Kirstie Donnelly considers whether in looking abroad for a model skills system — with the Netherlands offering the latest template — we neglect lessons that might be learned closer to home.

The latest country to emulate, apparently, is the Netherlands, with Skills Minister Nick Boles this month advising MPs to look there for a ‘transferable and applicable’ education system.

And it’s true the Dutch set a good example — ninth to our 20th in the Organisation for Economic Co-operation and Development school rankings, with lower youth unemployment.

As the government will know, Dutch teens can opt for interchangeable pathways that don’t restrict what they do at 18, and more than half take a vocational route. That’s a figure we in this sector can only dream of, so perhaps he’s right that it’s time to ‘Go Dutch’.

But let’s take a step back because we’ve been here before. It was only recently that debate in FE and skills was dominated by the German model, and we all remember the spirited discussion about the merits of the Swedish schools model.

We should be advocating continuity over constant tampering, set within the UK’s own unique economic and social context

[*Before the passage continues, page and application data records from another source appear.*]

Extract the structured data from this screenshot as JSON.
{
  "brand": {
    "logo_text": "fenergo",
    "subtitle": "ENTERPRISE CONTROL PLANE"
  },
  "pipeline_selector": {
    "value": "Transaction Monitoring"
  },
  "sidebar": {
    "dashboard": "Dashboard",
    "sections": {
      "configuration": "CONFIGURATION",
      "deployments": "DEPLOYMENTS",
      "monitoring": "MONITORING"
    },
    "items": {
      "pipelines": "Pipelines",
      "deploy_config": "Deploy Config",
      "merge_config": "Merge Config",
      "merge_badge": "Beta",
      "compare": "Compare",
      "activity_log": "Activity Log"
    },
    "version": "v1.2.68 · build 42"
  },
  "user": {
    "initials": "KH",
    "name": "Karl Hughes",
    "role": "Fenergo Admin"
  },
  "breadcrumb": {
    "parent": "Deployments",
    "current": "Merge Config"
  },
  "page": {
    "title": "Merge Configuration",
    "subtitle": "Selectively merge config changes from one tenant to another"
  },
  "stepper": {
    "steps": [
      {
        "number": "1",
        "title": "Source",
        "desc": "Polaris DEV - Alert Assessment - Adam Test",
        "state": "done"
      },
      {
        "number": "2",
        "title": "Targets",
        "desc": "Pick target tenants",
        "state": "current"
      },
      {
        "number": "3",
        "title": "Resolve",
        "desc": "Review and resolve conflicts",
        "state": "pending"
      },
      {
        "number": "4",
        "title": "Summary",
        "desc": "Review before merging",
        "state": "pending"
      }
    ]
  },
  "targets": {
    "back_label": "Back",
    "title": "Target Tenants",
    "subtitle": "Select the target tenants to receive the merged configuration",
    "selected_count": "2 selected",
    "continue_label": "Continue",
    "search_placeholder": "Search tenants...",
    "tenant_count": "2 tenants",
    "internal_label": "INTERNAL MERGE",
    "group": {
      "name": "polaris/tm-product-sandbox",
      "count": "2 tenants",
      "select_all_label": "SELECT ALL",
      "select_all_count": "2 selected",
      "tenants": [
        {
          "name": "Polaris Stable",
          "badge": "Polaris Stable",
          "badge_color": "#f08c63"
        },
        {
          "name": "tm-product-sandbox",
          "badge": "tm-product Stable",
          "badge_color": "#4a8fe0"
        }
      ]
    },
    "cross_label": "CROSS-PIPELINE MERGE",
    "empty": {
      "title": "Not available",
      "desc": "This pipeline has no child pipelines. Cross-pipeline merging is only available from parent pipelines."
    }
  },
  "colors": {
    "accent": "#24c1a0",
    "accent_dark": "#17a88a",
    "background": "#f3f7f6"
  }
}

Yet evidence then emerged suggesting the German approach wasn’t the best fit for the UK, and that the ability of the Swedish model to transform school standards was questionable.

What they want is evidence-based policy reform, stable funding and the freedom to respond to local demand.

And the truth is, we’re already embracing the most relevant aspects of the Dutch design, making good progress towards enhancing flexibility and expanding access to technical options, for example via university technical colleges and career colleges.

During the election campaign there was endless debate about apprenticeships, and giving vocational education parity of esteem.

This suggests we are moving in the right direction, in allowing young people to pursue alternative professional and technical education routes while also keeping their options open, as is the case in the Netherlands.

But realistically, we’re not simply going to remake the UK system in the image of the Netherlands — or another country we admire.

Ultimately, I’m not sure this tendency to look abroad with rose-tinted glasses is that helpful. It overlooks the fact we are rarely comparing like with like.

Already, it’s clear that beyond the general emphasis on flexibility, core aspects of the Dutch system are not easily transferable.

There are definitely elements of the Dutch model that could work here, and we clearly have a good deal to learn from the experiences of other nations. However, it is also important to learn from Britain’s prior experiences — (something we know from our Sense and Instability research into 30 years of skills policy) — is not done nearly enough.

Certainly, it’s important for policy-makers to look at the most effective elements of the world’s best education and skills systems. But there is also a limit to what this can instructively tell us about our own.

As the Minister pointed out about the German model, every country has its own unique economic and social cultures and so we also need to look closer to home. That’s not to simply accept the status quo. But change has got to be incremental and we should be advocating continuity over constant tampering, set within the UK’s own unique economic and social context.

So let’s rephrase the question. Rather than looking abroad for what is ‘transferable and applicable’, let’s raise our voices about the lessons we can offer to other countries.

Education is a vital export market for the UK, yet too often it feels like we focus only on our shortcomings and not our successes. By all means, let’s look at what the Dutch can do for us, but let’s look at what we can do for the Dutch and the rest of the world too.

Click here for an expert piece outlining the Dutch Vet system and comparing it to that of England by academic Jeroen Onstenk